(Prompt) Omit the images, then repeat the listing exactly.
______
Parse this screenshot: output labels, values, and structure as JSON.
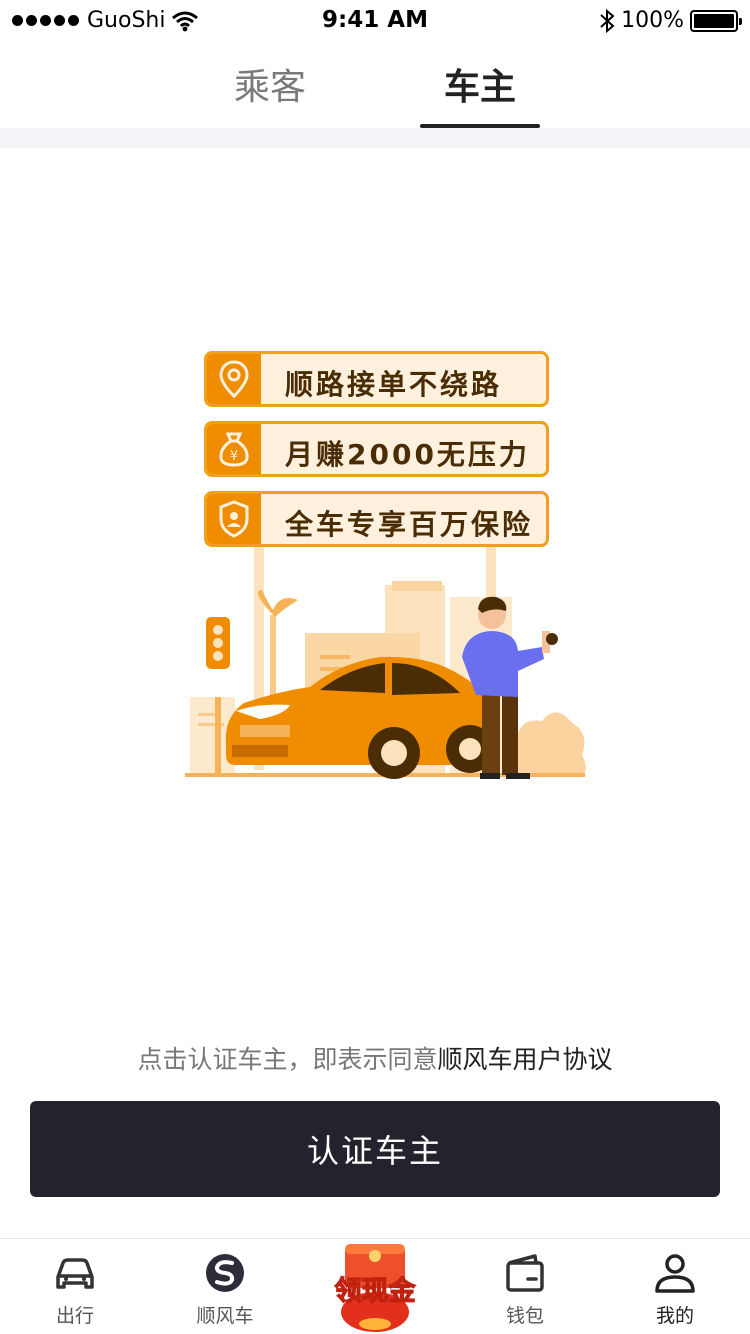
{
  "status_bar": {
    "carrier": "GuoShi",
    "time": "9:41 AM",
    "battery": "100%",
    "battery_level": 1.0
  },
  "tabs": [
    {
      "label": "乘客",
      "active": false
    },
    {
      "label": "车主",
      "active": true
    }
  ],
  "banners": [
    {
      "icon": "location-pin-icon",
      "text": "顺路接单不绕路"
    },
    {
      "icon": "money-bag-icon",
      "text": "月赚2000无压力"
    },
    {
      "icon": "shield-user-icon",
      "text": "全车专享百万保险"
    }
  ],
  "agreement": {
    "prefix": "点击认证车主，即表示同意",
    "link": "顺风车用户协议"
  },
  "cta_label": "认证车主",
  "promo_badge": "领现金",
  "bottom_nav": [
    {
      "label": "出行",
      "icon": "car-icon"
    },
    {
      "label": "顺风车",
      "icon": "hitch-logo-icon"
    },
    {
      "label": "钱包",
      "icon": "wallet-icon"
    },
    {
      "label": "我的",
      "icon": "user-icon"
    }
  ],
  "colors": {
    "accent": "#f08c00",
    "cta_bg": "#23232e"
  }
}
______
(Output for this exercise)
Parse this screenshot: output labels, values, and structure as JSON.
{
  "status_bar": {
    "carrier": "GuoShi",
    "time": "9:41 AM",
    "battery": "100%",
    "battery_level": 1.0
  },
  "tabs": [
    {
      "label": "乘客",
      "active": false
    },
    {
      "label": "车主",
      "active": true
    }
  ],
  "banners": [
    {
      "icon": "location-pin-icon",
      "text": "顺路接单不绕路"
    },
    {
      "icon": "money-bag-icon",
      "text": "月赚2000无压力"
    },
    {
      "icon": "shield-user-icon",
      "text": "全车专享百万保险"
    }
  ],
  "agreement": {
    "prefix": "点击认证车主，即表示同意",
    "link": "顺风车用户协议"
  },
  "cta_label": "认证车主",
  "promo_badge": "领现金",
  "bottom_nav": [
    {
      "label": "出行",
      "icon": "car-icon"
    },
    {
      "label": "顺风车",
      "icon": "hitch-logo-icon"
    },
    {
      "label": "钱包",
      "icon": "wallet-icon"
    },
    {
      "label": "我的",
      "icon": "user-icon"
    }
  ],
  "colors": {
    "accent": "#f08c00",
    "cta_bg": "#23232e"
  }
}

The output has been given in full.